Recently in class, we have begun to to discuss how the prison system in America, in addition to policies regarding former prisoners, creates a very circular criminal person. Once a person leaves the prison, they are forced to try to make a living in an system that does not support people of their kind. Eventually the individual finds themselves in a position that compromises their new life and must go back to prison. The first image acknowledges this cycle, people in the system usually have a hard time of getting themselves out.
The second image, is more controversial. The image depicts a young typical young black male trying to get in line to figure out his future. The one for Affirmative Action is closed, so he is destined for jail in the future. Affirmative Action was proposed and signed into action 1965 by President Lyndon B. Johnson. The purpose of the law was to give minorities equal access and end discrimination in work, education, and other important avenues of success. As we have discussed in class recently, there may be ways in which people of color have ways to improve themselves, but there are also may obstacles, such as police networks and the stereotypes that run rampant in today’s society. Especially in areas where there is lack of access to many things, such as healthy foods, how can one even attempt to look for opportunities where affirmative action is working properly?
These images present an interesting theory that we should bring up in class. Is the structure of affirmative action helping the criminal justice system lure black men into prisons or helping?
For this week’s submission, I chose an article about the controversial issues of incarceration in California. Presently, California is having a tough time deciding whether or not Proposition 47 should be passed in the next November ballot. Proposition 47 would reduce the classification of most “nonserious and nonviolent property and drug crimes” from a felony to a misdemeanor. So, for example, if a burglar who stole small amounts of cash was sentenced to prison, he or she would have a lesser sentence or be simply let go as a result. This proposition also stresses the point that the government will redistribute its money towards education as there have been more prisons than schools opened in the last twenty years and the money spent on each prisoner is almost seven times as much spent on each K-12 student. If the voters support Proposition 47 this November, California will lead the way for other states to make similar moves from incarceration to restoration.
While this sounds like good news for California, there are issues with this proposition. While at one hand, the government will have more flexibility with their money to reallocate, on the other hand, the prisoners will be let go into the streets and have no place to go. As revealed in chapter four in Michelle Alexander’s The New Jim Crow, ex-convicts face post-prison hardships as they don’t know how to adapt back into society again. There is a racial caste that operates after offenders are released to prevent them from finding work or housing and from paying “hidden” fees associated with their situations. California will have to think two steps ahead in order to resolve this problem. Otherwise, the Black community will be torn apart and be turned against itself because of intensified shame and self-hate.

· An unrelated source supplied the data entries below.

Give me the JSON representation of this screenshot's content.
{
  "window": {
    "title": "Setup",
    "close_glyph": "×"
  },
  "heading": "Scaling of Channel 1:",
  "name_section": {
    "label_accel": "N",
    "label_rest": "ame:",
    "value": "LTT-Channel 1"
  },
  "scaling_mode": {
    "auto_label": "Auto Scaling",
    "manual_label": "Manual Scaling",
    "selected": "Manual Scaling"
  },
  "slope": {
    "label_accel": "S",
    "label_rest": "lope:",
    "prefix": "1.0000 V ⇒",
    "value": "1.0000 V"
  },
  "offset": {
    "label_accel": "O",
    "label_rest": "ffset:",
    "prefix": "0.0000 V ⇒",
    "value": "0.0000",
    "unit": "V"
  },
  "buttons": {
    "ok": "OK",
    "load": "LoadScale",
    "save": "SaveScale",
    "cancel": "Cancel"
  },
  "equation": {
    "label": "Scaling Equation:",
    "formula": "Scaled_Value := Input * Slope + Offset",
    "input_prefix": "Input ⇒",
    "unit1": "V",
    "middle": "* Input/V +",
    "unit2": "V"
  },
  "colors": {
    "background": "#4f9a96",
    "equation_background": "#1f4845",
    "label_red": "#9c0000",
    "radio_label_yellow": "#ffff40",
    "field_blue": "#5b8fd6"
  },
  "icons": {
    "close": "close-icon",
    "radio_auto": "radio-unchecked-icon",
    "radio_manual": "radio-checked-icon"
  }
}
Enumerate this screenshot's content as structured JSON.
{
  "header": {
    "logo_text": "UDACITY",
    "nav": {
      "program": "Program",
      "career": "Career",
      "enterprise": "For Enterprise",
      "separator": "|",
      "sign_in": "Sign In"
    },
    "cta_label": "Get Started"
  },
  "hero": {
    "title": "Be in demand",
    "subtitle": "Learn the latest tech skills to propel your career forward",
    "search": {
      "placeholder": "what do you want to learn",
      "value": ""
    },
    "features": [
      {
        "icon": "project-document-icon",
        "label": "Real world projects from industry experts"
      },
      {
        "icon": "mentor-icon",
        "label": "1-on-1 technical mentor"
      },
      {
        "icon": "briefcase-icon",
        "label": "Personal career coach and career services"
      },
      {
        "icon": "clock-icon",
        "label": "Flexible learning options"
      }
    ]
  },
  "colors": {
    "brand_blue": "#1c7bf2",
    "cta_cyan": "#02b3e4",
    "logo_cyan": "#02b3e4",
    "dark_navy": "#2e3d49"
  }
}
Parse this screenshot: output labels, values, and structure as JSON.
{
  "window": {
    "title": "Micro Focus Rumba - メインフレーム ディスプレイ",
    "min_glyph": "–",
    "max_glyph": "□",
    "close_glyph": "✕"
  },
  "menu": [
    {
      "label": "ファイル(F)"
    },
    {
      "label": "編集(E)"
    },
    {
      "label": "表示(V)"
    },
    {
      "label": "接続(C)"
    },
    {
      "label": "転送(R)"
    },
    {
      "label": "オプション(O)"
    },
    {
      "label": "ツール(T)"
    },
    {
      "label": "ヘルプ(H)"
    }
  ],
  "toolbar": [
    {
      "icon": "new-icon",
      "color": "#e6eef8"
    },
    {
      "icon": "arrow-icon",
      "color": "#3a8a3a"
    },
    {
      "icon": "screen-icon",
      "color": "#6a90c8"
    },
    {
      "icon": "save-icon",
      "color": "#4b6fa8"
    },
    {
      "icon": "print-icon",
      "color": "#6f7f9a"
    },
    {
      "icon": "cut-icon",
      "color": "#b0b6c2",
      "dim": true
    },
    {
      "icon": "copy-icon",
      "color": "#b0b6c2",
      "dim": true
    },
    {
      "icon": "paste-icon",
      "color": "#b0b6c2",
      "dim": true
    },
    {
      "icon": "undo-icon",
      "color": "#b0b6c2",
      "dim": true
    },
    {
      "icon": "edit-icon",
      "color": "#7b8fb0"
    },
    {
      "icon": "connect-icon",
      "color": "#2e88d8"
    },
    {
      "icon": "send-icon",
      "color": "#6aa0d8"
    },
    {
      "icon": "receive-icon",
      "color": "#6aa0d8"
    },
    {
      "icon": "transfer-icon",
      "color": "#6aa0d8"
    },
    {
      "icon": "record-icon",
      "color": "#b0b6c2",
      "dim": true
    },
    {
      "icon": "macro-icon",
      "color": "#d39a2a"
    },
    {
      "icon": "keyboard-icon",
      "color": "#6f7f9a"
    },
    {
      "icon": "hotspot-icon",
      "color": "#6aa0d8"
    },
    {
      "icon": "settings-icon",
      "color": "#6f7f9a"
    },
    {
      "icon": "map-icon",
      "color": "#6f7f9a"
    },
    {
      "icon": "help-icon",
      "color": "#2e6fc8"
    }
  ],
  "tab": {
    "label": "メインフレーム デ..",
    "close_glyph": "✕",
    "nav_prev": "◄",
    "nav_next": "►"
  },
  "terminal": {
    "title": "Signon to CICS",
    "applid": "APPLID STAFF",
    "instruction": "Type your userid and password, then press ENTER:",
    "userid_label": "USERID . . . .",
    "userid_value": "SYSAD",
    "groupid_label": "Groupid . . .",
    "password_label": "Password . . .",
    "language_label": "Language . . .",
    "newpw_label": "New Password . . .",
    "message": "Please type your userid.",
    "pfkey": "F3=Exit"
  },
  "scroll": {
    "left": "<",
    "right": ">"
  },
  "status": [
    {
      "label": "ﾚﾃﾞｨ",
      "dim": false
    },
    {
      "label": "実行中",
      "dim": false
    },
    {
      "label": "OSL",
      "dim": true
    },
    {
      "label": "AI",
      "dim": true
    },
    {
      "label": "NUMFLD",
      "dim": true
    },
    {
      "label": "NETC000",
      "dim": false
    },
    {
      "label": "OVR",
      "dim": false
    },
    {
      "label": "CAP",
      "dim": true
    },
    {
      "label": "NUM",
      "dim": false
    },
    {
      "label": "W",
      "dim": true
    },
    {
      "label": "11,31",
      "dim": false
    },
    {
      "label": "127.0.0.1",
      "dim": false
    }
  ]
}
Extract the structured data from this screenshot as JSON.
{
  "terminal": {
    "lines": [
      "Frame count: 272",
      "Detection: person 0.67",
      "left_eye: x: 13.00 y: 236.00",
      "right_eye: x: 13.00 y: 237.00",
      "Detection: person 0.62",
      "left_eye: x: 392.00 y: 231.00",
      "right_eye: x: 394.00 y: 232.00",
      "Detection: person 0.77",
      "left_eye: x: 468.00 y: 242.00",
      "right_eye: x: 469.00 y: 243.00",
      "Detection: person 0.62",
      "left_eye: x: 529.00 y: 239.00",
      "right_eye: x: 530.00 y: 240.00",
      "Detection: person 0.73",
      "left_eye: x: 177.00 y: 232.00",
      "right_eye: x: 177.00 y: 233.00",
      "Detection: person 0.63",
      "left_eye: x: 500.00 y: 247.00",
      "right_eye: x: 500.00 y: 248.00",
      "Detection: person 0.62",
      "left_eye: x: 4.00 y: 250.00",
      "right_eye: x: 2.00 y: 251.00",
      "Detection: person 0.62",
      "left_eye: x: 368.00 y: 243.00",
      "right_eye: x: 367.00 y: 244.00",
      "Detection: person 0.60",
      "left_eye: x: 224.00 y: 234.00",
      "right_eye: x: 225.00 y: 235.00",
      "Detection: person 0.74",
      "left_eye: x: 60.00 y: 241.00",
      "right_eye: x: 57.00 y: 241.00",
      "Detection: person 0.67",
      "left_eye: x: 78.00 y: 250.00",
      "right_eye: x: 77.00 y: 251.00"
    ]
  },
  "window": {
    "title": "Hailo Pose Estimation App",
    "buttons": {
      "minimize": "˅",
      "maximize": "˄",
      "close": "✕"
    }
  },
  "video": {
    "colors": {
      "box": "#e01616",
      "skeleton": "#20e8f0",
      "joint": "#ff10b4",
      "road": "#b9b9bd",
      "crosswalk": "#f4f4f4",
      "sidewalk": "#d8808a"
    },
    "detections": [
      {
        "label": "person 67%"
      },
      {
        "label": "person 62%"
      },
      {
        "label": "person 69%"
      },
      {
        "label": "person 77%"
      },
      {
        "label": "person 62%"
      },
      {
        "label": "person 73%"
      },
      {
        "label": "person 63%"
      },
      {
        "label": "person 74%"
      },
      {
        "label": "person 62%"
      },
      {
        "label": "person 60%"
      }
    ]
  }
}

If students are interested, I’m willing to do a screening of the Kids for Cash film for the class. This is a documentary about two judges who accepted over a million dollars in kickbacks from those who built/managed juvenile detention centers in PA for sending kids there during the 2000’s. Remarkably, even when this story became news in ’08 and ’09 it was given little media coverage.